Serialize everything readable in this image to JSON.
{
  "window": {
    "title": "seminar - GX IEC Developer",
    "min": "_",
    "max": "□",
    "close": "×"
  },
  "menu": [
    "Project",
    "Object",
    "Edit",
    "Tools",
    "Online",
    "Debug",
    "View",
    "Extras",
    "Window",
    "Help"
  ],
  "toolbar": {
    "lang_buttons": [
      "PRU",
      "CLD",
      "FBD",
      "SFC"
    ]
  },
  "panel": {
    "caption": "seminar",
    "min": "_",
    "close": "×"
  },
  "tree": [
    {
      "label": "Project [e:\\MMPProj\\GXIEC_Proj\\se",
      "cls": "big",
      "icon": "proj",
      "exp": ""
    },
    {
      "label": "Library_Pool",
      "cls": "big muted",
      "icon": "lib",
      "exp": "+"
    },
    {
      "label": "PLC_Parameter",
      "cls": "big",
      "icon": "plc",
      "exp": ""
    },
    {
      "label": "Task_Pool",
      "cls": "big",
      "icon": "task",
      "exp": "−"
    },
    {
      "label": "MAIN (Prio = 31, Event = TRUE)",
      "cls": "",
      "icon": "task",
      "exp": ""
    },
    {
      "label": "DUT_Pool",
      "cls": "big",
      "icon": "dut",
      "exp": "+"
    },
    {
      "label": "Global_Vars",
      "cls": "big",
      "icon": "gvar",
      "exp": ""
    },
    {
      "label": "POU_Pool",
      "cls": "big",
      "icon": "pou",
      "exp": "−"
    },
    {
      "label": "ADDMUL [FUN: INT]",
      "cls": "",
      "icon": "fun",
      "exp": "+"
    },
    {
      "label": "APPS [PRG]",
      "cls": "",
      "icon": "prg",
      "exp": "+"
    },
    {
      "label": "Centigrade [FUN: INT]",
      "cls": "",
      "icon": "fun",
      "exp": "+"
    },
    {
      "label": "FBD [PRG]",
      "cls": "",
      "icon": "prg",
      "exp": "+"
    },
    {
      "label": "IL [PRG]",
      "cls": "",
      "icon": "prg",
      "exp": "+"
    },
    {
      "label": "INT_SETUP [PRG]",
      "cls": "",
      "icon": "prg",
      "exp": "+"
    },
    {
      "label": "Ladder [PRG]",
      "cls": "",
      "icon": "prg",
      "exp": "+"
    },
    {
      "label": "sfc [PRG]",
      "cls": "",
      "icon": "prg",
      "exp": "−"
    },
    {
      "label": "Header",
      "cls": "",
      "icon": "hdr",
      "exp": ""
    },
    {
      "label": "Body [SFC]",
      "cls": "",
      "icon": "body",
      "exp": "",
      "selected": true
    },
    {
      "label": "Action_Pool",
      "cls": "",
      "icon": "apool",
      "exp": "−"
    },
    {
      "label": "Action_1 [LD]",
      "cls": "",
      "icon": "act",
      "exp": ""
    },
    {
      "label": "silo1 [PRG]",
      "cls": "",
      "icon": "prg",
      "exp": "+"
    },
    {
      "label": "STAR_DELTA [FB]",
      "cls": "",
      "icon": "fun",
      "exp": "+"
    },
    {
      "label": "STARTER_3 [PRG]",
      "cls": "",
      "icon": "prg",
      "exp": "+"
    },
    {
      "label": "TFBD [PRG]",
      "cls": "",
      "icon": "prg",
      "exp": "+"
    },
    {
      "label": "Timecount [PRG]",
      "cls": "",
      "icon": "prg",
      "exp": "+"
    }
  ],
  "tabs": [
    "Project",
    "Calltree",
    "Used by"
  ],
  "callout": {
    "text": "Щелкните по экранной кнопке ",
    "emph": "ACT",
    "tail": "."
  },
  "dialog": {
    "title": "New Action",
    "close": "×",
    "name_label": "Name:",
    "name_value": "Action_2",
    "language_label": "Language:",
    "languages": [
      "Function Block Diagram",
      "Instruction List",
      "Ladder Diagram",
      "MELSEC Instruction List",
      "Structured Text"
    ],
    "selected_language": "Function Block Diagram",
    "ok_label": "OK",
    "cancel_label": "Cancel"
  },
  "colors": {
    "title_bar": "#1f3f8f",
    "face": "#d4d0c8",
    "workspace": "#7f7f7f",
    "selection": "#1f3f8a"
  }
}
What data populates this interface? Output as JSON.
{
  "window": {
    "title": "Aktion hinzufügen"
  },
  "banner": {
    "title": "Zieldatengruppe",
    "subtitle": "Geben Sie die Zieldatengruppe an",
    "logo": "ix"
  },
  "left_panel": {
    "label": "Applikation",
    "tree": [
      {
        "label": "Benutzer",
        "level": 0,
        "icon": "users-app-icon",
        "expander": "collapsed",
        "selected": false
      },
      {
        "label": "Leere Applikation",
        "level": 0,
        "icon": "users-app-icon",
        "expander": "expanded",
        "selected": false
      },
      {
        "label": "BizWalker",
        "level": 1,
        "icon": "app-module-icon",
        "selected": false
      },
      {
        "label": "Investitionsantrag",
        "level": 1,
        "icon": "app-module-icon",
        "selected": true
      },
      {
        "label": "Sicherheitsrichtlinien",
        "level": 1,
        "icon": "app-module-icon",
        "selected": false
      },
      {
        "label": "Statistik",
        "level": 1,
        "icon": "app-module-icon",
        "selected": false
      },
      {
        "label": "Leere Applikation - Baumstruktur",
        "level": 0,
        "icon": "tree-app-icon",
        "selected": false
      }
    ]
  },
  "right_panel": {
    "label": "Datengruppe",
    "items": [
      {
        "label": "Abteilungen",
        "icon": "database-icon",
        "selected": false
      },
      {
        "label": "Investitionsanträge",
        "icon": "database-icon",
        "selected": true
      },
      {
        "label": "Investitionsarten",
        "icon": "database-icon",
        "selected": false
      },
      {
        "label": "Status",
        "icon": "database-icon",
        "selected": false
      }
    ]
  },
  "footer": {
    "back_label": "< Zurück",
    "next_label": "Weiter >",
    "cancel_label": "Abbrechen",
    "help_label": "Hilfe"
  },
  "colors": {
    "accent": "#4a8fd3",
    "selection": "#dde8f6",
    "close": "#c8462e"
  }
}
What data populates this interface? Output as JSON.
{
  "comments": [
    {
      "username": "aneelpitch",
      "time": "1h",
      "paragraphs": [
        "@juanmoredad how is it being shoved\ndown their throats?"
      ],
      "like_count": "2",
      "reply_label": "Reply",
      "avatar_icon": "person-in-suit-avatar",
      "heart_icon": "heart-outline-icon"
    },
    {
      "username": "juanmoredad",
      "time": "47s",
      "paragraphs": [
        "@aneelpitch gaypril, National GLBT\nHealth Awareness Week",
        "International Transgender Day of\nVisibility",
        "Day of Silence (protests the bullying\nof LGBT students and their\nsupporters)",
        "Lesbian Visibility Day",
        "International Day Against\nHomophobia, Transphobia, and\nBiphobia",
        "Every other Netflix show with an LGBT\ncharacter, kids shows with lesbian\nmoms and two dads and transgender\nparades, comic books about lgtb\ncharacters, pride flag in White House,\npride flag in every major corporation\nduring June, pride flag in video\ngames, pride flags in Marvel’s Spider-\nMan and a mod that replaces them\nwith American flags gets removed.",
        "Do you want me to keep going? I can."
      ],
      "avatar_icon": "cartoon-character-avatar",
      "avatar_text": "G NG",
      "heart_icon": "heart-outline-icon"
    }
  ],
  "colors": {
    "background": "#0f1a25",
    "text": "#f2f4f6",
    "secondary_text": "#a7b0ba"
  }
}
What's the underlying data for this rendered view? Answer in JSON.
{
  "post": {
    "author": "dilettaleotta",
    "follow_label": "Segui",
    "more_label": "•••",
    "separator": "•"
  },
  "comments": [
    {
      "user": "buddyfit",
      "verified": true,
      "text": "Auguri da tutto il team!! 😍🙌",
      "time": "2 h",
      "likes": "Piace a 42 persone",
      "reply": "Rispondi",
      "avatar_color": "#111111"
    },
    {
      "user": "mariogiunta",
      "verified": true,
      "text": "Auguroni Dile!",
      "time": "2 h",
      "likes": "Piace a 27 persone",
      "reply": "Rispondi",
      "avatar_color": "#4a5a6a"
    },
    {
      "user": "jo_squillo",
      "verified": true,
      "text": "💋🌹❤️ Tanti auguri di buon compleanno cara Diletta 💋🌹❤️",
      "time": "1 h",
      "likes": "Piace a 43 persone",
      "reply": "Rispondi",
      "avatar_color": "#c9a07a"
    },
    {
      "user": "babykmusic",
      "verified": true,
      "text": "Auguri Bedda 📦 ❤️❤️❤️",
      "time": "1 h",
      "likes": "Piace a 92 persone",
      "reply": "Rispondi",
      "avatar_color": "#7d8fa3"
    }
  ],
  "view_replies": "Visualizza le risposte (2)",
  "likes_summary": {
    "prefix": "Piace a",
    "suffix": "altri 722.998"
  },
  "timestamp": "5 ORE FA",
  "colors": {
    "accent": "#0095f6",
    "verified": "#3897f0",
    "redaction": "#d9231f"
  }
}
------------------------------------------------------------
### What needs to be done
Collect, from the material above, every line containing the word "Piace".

### Answer to this task
      "likes": "Piace a 42 persone",
      "likes": "Piace a 27 persone",
      "likes": "Piace a 43 persone",
      "likes": "Piace a 92 persone",
    "prefix": "Piace a",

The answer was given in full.